Gunners of "B" Troop, 5th Battery, 5th Field Regiment, Royal Canadian Artillery, firing a 25-pounder, February 1, 1945, Malden, The Netherlands.
Lt. Michael M. Dean /DND/ Library and Archives Canada / PA-168908.
"We weren’t supposed to feed the Dutch people but I don’t think there was one Canadian that refused any of them."
We had very little training in 1939. I joined the 14th day of September and I went to Woodstock, New Brunswick. And that’s where we stayed until December the 17th – or, [rather] December the 10th - and then we left there for overseas. I transferred to the 5th Field Regiment on account of my brother coming over in 1942. He joined the artillery and he come over to England and being elder, as one year, he was eligible to claim me as a younger brother into his regiment. So, of which he did.

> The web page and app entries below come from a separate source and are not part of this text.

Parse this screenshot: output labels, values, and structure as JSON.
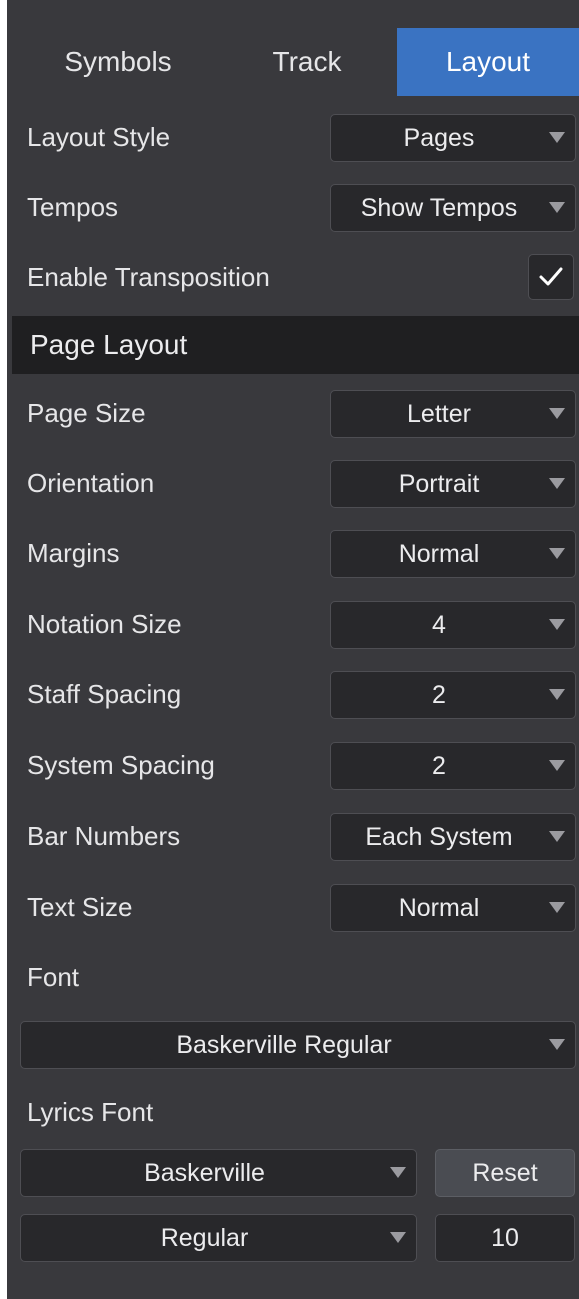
{
  "tabs": {
    "symbols": "Symbols",
    "track": "Track",
    "layout": "Layout",
    "active": "Layout",
    "active_color": "#3a73c2"
  },
  "top_settings": [
    {
      "label": "Layout Style",
      "value": "Pages"
    },
    {
      "label": "Tempos",
      "value": "Show Tempos"
    }
  ],
  "transposition": {
    "label": "Enable Transposition",
    "checked": true
  },
  "page_layout": {
    "title": "Page Layout",
    "rows": [
      {
        "label": "Page Size",
        "value": "Letter"
      },
      {
        "label": "Orientation",
        "value": "Portrait"
      },
      {
        "label": "Margins",
        "value": "Normal"
      },
      {
        "label": "Notation Size",
        "value": "4"
      },
      {
        "label": "Staff Spacing",
        "value": "2"
      },
      {
        "label": "System Spacing",
        "value": "2"
      },
      {
        "label": "Bar Numbers",
        "value": "Each System"
      },
      {
        "label": "Text Size",
        "value": "Normal"
      }
    ]
  },
  "font": {
    "label": "Font",
    "value": "Baskerville Regular"
  },
  "lyrics_font": {
    "label": "Lyrics Font",
    "family": "Baskerville",
    "reset_label": "Reset",
    "style": "Regular",
    "size": "10"
  },
  "icons": {
    "dropdown": "caret-down-icon",
    "check": "checkmark-icon"
  }
}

We were in Juno, the landing of Juno [Beach] 1944. Like that for me, I didn’t see nothing; I landed on the shores of France in the vehicle and I wasn’t able to see anything because the windows were so dirty that you couldn’t see nothing anyway. And I didn’t have time to see what was going on or anything until we finally got through, almost through the city called Caen.
I was taking orders from the AOP, in other words, that’s the Air Observation Post, we had an Air Observation Post. Now, small aircraft, once in a while, they would come over and find where the Germans were and radio back to me and tell me exactly where they were and I would give my order to the sergeant and he would plot it on the plotting board where the German resistance was. And then we’d bring fire down on that point of interest.
I was over to the liberation [of the Netherlands] party that they had, the 65th [anniversary]. I visited the girl that I fed in 1944; a little Dutch girl and she came to the mess call every time they called for us to get our food. She came to me and pulled on my pant leg and begged food from me, of which I gave her - everything I could possibly give. We weren’t supposed to feed the Dutch people but I don’t think there was one Canadian that refused any of them. So this [memory] remained for 45 years until I met a Dutch chap here just down from the cottage here which I occupy at the present time, down to the lake, he was going home to see his mother and I told him, I said, Peter, the visit to your place is not going to be too big because Holland’s not that large. He said, no. So I said, I’ve got a picture of a little girl in a dresser drawer I’ve had now from wartime and I said, I only got the first name, I didn’t the second name. Because her mother never put it on the pictures.
But while we were in Holland, we were in dugout and in the ground for our command post but this time, at the gun position, we were entitled to take their house over because they were dug in the ground. And by doing that, the little girl always come out every day at the time when we were called for to get our rations. She’d come out and pull on my pant leg and which - I fed her each time. Then, when Peter went over to see his mother, he come back and he said, I found her. And that was a period of 45 years elapsed. So he found her and since then, I’ve been back three times; this was the third time just a month ago [May 2010]. And the wife and I went over the first two times, met the family, she was married and had a family of her own and we certainly enjoyed the hospitality, which was out of this world. We couldn’t do nothing, they turned over backwards to watch every move and help us and we weren’t entitled to do anything. So that’s the hospitality that the Dutch people give to the Canadians that were the liberators of their country.